Take each line from the material below that includes the string "Transfer" and copy it.

━━━━━ Provided entries ━━━━━

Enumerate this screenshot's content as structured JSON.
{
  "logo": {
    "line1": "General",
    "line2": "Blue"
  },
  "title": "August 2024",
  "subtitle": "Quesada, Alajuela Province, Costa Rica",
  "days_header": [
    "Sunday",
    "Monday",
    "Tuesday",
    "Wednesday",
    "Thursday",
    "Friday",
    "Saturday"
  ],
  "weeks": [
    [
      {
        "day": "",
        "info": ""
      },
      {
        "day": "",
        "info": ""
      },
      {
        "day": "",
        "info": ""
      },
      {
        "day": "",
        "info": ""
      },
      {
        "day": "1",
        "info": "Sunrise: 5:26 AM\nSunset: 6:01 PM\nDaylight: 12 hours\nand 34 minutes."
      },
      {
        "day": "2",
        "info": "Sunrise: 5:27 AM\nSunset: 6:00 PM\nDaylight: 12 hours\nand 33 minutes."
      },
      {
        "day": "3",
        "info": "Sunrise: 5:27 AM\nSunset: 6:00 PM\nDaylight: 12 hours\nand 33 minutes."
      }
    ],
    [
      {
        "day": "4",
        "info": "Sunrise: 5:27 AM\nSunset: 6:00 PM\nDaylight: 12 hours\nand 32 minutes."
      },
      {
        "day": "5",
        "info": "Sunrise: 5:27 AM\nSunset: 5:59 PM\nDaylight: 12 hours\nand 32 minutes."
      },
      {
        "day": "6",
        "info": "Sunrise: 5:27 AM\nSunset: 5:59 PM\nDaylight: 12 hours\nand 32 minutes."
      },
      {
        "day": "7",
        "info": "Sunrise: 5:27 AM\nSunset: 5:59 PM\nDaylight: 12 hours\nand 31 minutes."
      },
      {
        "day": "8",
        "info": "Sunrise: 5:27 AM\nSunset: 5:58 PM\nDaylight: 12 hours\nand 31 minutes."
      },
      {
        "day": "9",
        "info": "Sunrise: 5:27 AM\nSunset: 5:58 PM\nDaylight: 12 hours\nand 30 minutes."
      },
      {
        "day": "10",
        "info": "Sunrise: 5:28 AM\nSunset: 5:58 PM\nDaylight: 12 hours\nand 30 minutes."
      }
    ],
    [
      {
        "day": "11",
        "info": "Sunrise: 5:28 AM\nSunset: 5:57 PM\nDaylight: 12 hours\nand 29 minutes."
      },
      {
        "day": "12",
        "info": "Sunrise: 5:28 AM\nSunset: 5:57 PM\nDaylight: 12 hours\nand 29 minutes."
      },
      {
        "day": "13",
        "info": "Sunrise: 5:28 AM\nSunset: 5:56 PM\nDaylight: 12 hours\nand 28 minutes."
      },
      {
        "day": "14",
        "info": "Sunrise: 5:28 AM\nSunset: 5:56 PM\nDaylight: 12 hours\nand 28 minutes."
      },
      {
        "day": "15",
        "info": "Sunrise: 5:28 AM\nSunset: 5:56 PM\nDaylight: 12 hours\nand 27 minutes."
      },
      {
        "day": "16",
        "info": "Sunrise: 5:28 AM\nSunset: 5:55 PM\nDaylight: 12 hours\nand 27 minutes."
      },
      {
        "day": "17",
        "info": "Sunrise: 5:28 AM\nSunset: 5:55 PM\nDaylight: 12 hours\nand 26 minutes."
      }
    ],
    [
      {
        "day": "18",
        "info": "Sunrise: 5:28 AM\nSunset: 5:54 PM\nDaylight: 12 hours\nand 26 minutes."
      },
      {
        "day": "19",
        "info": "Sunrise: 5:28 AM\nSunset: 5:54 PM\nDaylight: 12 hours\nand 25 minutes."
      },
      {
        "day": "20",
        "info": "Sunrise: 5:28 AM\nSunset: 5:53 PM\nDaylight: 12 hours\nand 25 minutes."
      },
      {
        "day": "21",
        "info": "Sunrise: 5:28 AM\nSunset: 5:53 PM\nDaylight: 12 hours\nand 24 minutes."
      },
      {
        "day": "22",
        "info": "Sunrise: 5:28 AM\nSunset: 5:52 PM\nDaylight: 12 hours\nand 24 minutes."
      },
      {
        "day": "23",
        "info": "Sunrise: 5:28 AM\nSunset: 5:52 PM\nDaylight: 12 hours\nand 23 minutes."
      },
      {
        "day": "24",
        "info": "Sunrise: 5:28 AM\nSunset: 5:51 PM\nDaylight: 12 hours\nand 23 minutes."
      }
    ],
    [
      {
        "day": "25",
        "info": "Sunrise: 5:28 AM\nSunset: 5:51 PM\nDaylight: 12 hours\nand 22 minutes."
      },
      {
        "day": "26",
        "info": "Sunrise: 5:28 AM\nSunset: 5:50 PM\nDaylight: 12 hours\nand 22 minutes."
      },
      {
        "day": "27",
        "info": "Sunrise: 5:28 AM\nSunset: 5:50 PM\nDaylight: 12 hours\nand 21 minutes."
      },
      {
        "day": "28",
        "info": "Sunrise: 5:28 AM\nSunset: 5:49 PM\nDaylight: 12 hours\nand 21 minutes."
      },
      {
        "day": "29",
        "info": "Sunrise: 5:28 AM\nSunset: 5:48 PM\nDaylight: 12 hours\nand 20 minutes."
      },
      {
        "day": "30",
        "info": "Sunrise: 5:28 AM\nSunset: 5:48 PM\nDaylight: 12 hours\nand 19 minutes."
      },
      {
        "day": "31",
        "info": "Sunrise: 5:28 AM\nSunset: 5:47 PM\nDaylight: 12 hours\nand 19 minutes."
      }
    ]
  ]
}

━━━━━
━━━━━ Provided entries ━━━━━

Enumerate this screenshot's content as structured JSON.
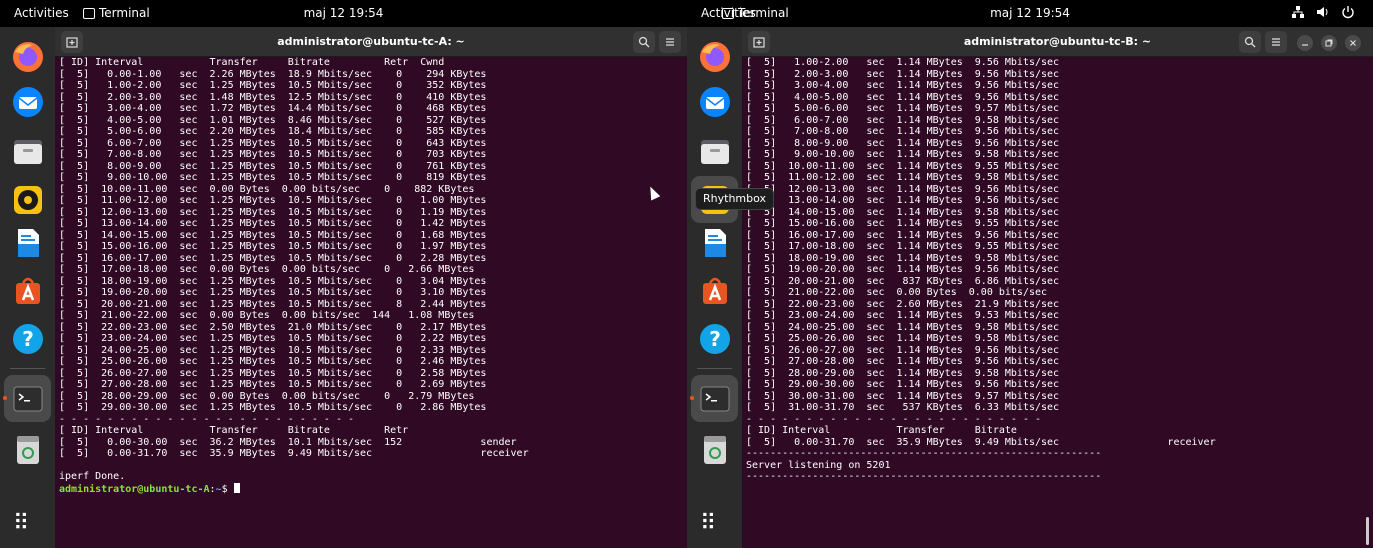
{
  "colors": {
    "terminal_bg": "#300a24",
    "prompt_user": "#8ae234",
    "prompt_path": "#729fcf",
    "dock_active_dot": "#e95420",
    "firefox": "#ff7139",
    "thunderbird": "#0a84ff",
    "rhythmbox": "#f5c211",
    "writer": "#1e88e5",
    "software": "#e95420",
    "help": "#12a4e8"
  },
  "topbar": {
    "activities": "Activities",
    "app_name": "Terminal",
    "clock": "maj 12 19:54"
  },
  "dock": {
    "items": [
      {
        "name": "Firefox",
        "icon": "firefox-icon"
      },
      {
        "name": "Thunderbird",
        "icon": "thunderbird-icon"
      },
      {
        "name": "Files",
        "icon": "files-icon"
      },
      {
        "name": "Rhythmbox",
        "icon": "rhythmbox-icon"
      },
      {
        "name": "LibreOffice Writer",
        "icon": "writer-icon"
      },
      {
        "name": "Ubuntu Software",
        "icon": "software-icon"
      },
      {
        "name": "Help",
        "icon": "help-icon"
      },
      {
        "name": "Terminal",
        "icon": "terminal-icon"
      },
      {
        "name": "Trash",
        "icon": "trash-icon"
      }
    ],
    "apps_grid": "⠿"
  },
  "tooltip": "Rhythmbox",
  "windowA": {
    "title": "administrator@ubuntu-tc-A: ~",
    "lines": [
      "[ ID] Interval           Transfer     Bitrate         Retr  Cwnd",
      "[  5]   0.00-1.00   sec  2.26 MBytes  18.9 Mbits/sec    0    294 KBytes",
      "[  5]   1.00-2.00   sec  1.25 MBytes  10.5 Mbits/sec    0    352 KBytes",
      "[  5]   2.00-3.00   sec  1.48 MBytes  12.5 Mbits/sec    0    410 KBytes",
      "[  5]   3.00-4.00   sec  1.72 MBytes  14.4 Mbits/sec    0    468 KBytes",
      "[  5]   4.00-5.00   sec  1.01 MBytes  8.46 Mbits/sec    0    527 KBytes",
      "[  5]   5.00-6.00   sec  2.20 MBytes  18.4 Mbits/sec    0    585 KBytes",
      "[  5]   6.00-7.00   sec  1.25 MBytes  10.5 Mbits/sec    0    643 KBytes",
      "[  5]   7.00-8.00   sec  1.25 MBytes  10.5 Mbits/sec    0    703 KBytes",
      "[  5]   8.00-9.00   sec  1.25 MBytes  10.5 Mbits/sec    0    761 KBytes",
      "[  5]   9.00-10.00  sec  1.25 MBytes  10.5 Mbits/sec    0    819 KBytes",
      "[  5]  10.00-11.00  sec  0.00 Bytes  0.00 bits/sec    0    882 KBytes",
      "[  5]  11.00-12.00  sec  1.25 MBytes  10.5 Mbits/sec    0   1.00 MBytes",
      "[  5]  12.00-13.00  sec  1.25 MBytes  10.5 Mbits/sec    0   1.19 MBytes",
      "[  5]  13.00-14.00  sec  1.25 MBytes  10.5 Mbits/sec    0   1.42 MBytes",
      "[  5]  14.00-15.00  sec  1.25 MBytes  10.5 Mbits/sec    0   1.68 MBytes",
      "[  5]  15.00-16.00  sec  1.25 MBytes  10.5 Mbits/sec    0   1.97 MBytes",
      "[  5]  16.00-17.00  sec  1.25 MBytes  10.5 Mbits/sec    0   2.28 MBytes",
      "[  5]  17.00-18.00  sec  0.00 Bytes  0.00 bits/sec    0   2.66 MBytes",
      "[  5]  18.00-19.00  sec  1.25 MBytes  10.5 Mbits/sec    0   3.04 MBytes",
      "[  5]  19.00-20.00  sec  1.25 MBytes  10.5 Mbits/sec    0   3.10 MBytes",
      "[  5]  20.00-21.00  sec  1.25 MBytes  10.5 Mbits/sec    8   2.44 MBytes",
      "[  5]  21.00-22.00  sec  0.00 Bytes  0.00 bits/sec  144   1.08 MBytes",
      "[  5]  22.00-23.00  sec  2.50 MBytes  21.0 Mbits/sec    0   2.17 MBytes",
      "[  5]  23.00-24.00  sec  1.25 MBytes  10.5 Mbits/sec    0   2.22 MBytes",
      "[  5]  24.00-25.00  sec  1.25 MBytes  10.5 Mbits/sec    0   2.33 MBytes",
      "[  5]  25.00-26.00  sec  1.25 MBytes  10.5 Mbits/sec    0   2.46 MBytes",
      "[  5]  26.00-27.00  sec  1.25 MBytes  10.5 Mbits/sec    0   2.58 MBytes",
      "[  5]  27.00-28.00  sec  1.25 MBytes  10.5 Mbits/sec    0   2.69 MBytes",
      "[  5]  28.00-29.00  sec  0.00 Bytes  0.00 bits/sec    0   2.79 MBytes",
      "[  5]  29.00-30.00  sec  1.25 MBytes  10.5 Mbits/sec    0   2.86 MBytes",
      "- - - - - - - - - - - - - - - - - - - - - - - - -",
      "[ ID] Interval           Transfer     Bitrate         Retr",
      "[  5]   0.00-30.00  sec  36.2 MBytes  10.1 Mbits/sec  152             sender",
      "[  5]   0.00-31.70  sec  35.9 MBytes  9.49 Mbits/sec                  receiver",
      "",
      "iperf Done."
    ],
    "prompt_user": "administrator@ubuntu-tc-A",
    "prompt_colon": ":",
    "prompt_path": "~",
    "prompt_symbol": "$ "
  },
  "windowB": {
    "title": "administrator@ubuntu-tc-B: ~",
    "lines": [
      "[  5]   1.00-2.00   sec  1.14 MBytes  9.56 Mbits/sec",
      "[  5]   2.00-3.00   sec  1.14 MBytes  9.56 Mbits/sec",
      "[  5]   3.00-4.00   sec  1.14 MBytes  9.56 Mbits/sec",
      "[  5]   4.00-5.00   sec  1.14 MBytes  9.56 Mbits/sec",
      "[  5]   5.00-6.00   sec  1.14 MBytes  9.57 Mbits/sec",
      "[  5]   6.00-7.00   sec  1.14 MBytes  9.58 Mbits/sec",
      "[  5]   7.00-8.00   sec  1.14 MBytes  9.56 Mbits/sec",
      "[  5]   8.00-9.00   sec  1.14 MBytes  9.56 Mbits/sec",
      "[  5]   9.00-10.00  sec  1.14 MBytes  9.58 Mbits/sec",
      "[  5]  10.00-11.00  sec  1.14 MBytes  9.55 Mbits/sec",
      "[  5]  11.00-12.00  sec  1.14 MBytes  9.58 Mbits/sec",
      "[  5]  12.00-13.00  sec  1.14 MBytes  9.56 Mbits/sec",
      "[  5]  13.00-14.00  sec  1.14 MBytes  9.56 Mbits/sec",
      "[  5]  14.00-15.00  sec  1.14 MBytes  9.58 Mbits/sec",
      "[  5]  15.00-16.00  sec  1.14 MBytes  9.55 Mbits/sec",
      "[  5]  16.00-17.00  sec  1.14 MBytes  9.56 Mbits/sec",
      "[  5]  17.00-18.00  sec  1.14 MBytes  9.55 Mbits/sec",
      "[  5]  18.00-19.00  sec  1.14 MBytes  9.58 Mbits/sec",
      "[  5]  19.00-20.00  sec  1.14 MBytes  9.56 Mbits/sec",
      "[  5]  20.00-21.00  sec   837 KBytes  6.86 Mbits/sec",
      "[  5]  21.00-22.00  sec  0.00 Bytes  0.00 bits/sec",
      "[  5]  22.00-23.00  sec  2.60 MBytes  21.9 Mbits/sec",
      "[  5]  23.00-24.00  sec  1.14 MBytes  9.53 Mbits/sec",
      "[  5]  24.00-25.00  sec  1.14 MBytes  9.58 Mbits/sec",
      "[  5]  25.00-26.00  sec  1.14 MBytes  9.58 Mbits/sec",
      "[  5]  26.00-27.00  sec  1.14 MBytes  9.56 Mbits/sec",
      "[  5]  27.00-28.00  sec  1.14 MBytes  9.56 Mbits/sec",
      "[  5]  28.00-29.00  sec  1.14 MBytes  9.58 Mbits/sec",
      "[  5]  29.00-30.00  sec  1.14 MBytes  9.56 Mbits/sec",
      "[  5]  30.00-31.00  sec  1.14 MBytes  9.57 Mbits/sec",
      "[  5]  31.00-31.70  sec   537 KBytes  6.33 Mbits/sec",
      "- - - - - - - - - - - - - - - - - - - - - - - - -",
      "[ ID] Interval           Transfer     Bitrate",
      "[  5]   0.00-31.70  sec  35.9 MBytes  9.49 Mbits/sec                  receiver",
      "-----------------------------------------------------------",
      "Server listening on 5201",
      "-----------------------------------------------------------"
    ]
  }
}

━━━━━

## Written solution
      "[ ID] Interval           Transfer     Bitrate         Retr  Cwnd",
      "[ ID] Interval           Transfer     Bitrate         Retr",
      "[ ID] Interval           Transfer     Bitrate",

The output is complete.